M.E revolts and Arab Christians: a justified prudence
» 09/27/2011 11:36
by Habib Mohammed Hadi Sadr
The Iraqi ambassador to the Holy See justifies the prudence of the Christians in the face of Arab revolts that are afflicting the Middle East and cautions against giving too much importance to “unfounded accusations, they are our compatriots, they have everything in common with us, our homeland, purpose and destiny. ”
The Arab Spring regards Arab Christians; there has been growing criticism against them for the position some of them have expressed over the riots in Arab countries, some analysts believe that there will be a revival of Arab Christians thanks to what is taking place in the Arab world, and not what happened in the past. Christ has never been a model for dictators, and there are those who believe that a true, sincere Christian-Muslim dialogue can be born of the revolution, or in the period that will follow the revolution.
There are people who criticize the attitude of some of the Arab Christians against the current protest, who recall with admiration the noble position that Arab Christians during the Ottoman Empire at the time of the Arab liberation movements , and the very negative attitude of Christians towards the French and British policies in the Middle East, and in particular against the plans and behaviour of the Zionists in the occupied Arab territories.
The reality calls for a neutral and realistic analysis of the differing positions. So then we must first recognize an important fact: the Arab Christian component is a minority within the society in which they live. There is no denying the importance and weight of their role, through different historical periods, but the number counts, and the weight of the majority is completely different from that of the minority. This minority is alarmed. It fears that the political, social and economic turmoil which erupted unexpectedly, motivated by emotions rather than clear programs, and which does not take account of internal and international conditions, can have serious consequences on the lives of minorities, and open the way for an unknown and terrible future.
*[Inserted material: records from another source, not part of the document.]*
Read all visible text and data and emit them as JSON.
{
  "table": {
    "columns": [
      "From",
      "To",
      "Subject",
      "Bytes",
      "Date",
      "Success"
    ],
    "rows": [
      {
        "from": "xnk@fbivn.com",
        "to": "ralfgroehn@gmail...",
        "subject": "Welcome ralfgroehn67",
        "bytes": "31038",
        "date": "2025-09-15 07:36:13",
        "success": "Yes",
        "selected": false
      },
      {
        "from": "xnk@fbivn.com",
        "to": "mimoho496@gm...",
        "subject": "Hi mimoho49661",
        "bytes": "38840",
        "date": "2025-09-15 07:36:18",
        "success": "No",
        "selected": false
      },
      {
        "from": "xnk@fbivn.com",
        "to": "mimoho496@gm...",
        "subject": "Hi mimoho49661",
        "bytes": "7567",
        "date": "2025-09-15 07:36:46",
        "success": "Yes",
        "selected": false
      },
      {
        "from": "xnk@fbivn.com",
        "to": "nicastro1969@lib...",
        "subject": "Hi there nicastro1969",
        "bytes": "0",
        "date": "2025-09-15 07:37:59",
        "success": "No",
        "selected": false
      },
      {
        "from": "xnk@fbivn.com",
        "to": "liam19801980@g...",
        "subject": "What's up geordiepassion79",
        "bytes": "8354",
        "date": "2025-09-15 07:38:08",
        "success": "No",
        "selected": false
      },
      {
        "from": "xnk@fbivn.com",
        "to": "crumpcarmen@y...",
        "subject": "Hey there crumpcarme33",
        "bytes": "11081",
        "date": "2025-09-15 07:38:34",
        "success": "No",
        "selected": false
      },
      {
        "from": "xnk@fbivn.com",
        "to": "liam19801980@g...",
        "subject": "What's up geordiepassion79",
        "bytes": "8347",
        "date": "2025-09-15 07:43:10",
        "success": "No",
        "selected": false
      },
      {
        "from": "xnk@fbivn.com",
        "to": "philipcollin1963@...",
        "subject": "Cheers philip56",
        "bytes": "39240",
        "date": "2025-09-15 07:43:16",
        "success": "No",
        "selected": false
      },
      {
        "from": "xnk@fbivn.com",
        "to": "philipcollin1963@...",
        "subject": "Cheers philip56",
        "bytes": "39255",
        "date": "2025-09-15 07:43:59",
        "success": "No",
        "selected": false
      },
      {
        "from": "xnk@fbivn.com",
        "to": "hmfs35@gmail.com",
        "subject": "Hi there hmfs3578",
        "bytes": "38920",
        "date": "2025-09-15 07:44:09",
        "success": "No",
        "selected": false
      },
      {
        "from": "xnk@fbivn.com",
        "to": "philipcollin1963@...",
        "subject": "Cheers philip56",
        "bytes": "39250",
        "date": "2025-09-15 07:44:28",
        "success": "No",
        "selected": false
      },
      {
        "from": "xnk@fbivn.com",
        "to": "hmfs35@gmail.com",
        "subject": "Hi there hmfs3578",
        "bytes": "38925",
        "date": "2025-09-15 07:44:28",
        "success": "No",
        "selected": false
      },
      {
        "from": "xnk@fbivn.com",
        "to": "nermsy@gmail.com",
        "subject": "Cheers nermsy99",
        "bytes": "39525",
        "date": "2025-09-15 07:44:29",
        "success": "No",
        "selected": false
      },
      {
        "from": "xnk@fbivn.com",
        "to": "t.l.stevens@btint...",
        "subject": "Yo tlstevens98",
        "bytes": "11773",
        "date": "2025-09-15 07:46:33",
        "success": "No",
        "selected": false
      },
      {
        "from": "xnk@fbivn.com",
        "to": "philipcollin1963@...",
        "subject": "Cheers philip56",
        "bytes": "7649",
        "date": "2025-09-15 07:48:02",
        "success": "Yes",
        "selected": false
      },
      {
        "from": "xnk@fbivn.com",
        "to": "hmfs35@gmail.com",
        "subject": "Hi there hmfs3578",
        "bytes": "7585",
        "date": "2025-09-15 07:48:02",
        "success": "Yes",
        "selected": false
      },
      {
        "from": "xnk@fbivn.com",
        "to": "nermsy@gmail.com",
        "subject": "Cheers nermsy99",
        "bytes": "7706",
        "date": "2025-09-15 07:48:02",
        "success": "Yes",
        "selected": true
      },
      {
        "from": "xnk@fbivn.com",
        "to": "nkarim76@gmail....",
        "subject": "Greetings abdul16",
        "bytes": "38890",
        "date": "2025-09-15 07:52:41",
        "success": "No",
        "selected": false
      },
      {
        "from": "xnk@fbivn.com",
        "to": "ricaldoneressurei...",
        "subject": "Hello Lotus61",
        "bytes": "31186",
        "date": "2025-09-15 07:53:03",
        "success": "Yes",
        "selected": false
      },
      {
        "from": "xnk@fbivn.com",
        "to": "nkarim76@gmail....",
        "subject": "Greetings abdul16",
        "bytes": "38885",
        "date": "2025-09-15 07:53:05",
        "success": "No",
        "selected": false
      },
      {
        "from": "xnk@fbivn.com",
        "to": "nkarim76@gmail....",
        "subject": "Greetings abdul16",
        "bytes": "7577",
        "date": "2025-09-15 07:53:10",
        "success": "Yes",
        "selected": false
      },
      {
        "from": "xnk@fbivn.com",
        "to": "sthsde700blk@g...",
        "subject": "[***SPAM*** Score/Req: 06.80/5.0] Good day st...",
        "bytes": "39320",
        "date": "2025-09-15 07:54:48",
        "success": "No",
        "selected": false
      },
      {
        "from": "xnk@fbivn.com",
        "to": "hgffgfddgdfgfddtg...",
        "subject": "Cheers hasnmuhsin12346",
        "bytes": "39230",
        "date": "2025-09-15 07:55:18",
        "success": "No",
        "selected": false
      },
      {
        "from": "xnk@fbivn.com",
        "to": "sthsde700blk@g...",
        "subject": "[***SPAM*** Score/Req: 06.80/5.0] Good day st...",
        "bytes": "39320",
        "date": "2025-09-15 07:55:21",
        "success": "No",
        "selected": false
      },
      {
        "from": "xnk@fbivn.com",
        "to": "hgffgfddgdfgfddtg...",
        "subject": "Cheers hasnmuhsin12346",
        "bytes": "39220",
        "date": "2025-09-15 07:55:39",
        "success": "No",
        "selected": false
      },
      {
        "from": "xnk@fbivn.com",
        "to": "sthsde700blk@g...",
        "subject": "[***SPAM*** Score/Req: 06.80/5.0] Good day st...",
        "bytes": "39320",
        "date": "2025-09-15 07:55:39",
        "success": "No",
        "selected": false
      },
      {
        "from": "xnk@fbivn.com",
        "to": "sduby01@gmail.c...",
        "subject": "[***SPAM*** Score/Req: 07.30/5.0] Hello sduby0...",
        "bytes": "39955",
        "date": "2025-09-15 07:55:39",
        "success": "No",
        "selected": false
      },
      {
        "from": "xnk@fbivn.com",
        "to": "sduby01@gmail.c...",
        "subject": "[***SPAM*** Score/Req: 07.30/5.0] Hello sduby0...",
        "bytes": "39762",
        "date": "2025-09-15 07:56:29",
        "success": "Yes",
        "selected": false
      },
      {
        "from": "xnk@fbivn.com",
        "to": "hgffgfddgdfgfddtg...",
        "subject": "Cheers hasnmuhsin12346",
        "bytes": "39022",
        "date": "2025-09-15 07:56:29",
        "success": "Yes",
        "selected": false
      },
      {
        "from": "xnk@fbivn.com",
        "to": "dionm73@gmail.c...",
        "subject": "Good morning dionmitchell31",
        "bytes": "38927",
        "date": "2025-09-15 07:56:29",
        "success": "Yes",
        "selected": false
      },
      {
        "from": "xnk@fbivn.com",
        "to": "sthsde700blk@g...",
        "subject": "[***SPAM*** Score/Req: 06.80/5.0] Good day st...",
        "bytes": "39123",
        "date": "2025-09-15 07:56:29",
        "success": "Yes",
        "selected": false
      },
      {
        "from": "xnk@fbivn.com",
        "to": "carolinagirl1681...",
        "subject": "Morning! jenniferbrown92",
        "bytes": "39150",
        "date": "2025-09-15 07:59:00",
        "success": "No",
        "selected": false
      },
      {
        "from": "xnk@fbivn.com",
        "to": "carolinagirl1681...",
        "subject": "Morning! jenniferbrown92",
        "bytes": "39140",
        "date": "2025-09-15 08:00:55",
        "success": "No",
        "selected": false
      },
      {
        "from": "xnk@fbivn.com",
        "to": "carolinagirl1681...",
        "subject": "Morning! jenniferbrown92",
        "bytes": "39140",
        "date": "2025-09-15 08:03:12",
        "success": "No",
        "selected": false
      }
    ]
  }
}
The first Arab revolts received the full support of the Arab world, but today this is no longer the case. For example, the societies in countries where there is a revolt – Syria, Yemen, and Bahrain – are divided on how the prospect of change and demands for democratic reforms. In some places there are calls for a peaceful solution, and protests against foreign interference, but elsewhere there are those who use violence and confrontation, and there are those who rely on armed protests and use foreign forces to overthrow the regime. The situation is made more difficult by the attitude of the international community and the UN Security Council. Each party is acting according to his own interests, analysis and strategies to operate in the present and future of the region. And this situation means that Arab Christians should wait before committing themselves, to avoid any errors in assessing all probabilities.
It is also only natural that Christians should mistrust these protests, fearing that they will be led by radical Islamic forces who want to seize power, based on the fact that they are more organized and have a greater, more effective ability to shuffle the cards. These are forces that have shed blood and desecrated Christian churches. As a result Arab Christians find themselves having to choose between accepting authoritarian systems, but with a certain amount of secularism, which guarantee freedom of religion, or a totally different type systems. They choose what seems to them the lesser of two evils.
What makes the problem complex and scene confusing is the lack of a convincing alternative to the systems protesters want to change. In addition, the protest movements do not have a unified command, a clear, specific program or trend. This situation allows opportunists to ride the wave of protest and direct the protest towards extremist goals. Arab Christians wisely use their position to make a decision. They see the danger of the conflicts between demonstrators and power, the killing of innocent people, destruction of property and the blocking of interests. They believe that peaceful solutions, the search for sober and discreet dialogue between people and rulers, opening the way for necessary reforms and restructuring are the best way to avert the possibility of external intervention in the water made increasingly cloudy by the riots.
The aspiration to satisfy the desire of Arab citizens for a democratic model to achieve the peaceful transfer of power by recourse to the polls is a right of citizens, but can only be reached with the constitutional rights, not with the method and language of bullets.
Arab Christians are no better than their brothers, but carry a very powerful voice of wisdom in the management of this crisis. They too are victims of what the dictatorial regimes of Arab countries have produced, namely marginalization in decision-making, silence and a condition of second-class citizens, and for this reason a large number of them decided to emigrate from their country, in search of freedom and dignity.
These reasons have led to a closure, demographic decline and their current role. This region is their birthplace, the historic cradle of the monotheistic religions.
The Holy See, worried, decided to convene a synod of bishops dedicated to the Middle East in October last year, to study this serious problem and take the necessary measures to stop this trend. The basic belief is that the wealth of this region lies in the plurality and diversity that exists within the various nations: religion, language, history and coexistence between different faiths. Christian ethics and culture are centred on a system of values that are opposed to injustice, far removed from corruption, and open to the concept of freedom. The message of Jesus Christ to people is rejection of authoritarianism, and the promotion of virtue and the renunciation of all forms of hatred, violence and coercion.
Therefore, after all that we have seen, we must accept the attitude of Christians, encouraging them to interpret what is right and logical, depending on each context, and not to give importance to unfounded accusations, they are our compatriots, we have everything in common, Homeland, purpose and destiny.